DATA TO USE:
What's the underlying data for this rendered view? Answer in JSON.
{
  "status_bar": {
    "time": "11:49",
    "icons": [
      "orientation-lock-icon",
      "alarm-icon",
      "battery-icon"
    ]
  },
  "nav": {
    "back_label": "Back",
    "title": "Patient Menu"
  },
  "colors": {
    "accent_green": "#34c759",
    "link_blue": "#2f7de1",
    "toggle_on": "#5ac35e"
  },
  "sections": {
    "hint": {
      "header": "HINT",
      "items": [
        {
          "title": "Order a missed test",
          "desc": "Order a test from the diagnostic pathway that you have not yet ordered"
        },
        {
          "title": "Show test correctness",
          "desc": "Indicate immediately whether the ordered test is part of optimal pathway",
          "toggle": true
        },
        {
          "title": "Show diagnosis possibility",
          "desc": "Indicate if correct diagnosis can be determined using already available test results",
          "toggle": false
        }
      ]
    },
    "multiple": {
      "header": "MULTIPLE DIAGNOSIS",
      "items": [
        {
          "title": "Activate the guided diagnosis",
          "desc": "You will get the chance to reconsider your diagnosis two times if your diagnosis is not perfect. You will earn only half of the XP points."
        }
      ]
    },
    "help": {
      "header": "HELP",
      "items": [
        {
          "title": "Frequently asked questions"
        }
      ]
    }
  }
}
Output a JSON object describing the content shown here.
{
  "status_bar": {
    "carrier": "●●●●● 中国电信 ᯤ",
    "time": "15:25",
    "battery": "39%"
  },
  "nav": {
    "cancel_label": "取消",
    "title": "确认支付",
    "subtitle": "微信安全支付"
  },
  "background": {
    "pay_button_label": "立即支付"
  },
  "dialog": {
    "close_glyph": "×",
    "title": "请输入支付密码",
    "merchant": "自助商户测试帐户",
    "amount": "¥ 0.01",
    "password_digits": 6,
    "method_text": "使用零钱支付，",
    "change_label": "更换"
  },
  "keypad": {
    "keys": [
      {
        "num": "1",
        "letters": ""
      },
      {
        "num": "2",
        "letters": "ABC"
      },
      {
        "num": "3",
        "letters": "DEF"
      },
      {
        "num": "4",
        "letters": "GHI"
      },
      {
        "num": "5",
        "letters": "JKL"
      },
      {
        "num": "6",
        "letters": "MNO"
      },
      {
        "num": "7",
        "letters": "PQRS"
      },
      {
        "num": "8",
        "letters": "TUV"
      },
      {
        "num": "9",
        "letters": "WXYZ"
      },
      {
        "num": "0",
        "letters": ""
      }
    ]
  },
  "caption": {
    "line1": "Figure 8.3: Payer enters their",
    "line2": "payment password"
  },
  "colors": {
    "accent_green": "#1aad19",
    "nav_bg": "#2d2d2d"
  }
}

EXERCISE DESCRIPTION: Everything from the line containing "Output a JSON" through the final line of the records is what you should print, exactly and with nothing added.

SOLUTION TO THE EXERCISE:
Output a JSON object describing the content shown here.
{
  "status_bar": {
    "carrier": "●●●●● 中国电信 ᯤ",
    "time": "15:25",
    "battery": "39%"
  },
  "nav": {
    "cancel_label": "取消",
    "title": "确认支付",
    "subtitle": "微信安全支付"
  },
  "background": {
    "pay_button_label": "立即支付"
  },
  "dialog": {
    "close_glyph": "×",
    "title": "请输入支付密码",
    "merchant": "自助商户测试帐户",
    "amount": "¥ 0.01",
    "password_digits": 6,
    "method_text": "使用零钱支付，",
    "change_label": "更换"
  },
  "keypad": {
    "keys": [
      {
        "num": "1",
        "letters": ""
      },
      {
        "num": "2",
        "letters": "ABC"
      },
      {
        "num": "3",
        "letters": "DEF"
      },
      {
        "num": "4",
        "letters": "GHI"
      },
      {
        "num": "5",
        "letters": "JKL"
      },
      {
        "num": "6",
        "letters": "MNO"
      },
      {
        "num": "7",
        "letters": "PQRS"
      },
      {
        "num": "8",
        "letters": "TUV"
      },
      {
        "num": "9",
        "letters": "WXYZ"
      },
      {
        "num": "0",
        "letters": ""
      }
    ]
  },
  "caption": {
    "line1": "Figure 8.3: Payer enters their",
    "line2": "payment password"
  },
  "colors": {
    "accent_green": "#1aad19",
    "nav_bg": "#2d2d2d"
  }
}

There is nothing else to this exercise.